TC and I actually agree on this. In fact, he pretty much agrees with everything I've written on this blog for almost 10 years. But here is the difference between us: Such violations don't bother him in the least; he doesn't care, as long as it doesn't happen to him. That's the kind of selfish, un-American thinking that put Donald Trump in the White House and has us living under V. Putin's puppet.

Key point: TC admits our complaint has merit, but was dismissed due to prejudice and corruption.

legalschnauzer said...

The following is part of a comment from "Anonymous" at @7:57 --
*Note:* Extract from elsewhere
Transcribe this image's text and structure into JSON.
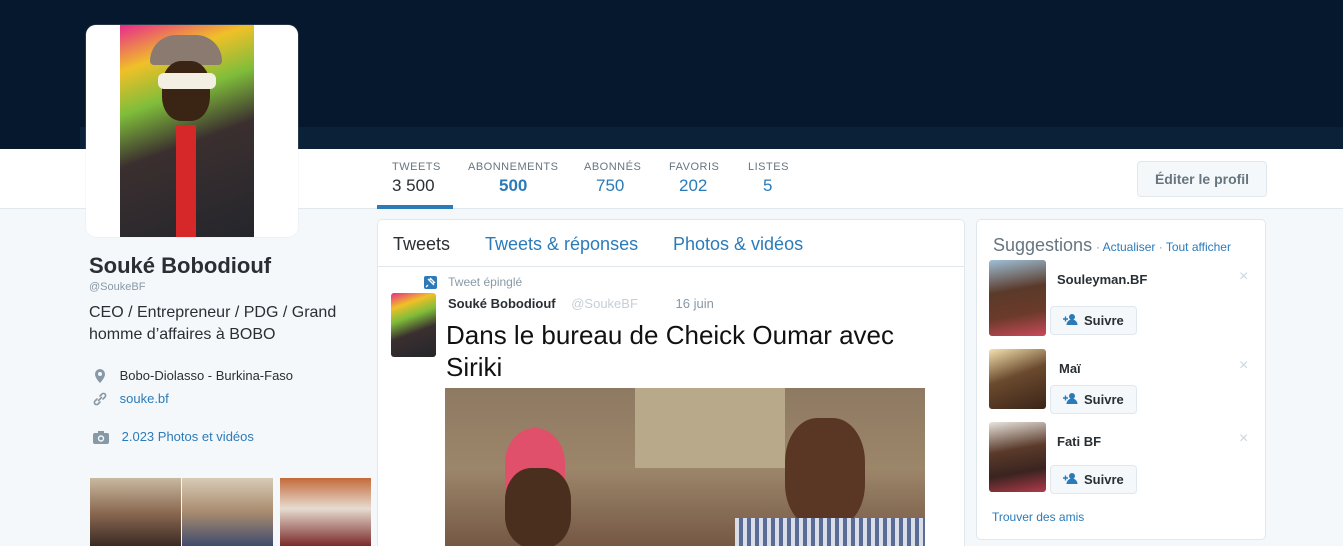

"Also Roger, a word of advice. Maybe don't include all the stuff abusing Judge Proctor in your filing? It will be one of his colleagues who looks at it."


I know exactly who will look at it -- the same person who wrote the garbage in the first place. Her name is Sally Broatch Waudby, and she is Proctor's law clerk. She is about to get herself into a whole heap of trouble. Here is URL to her Facebook page:


https://www.facebook.com/sally.b.waudby

Anonymous said...

Michael Flynn resigned a few hours ago. Looks like your Trumpista commenters are going to have some serious worries soon -- like tonight!

Anonymous said...

Lock him up!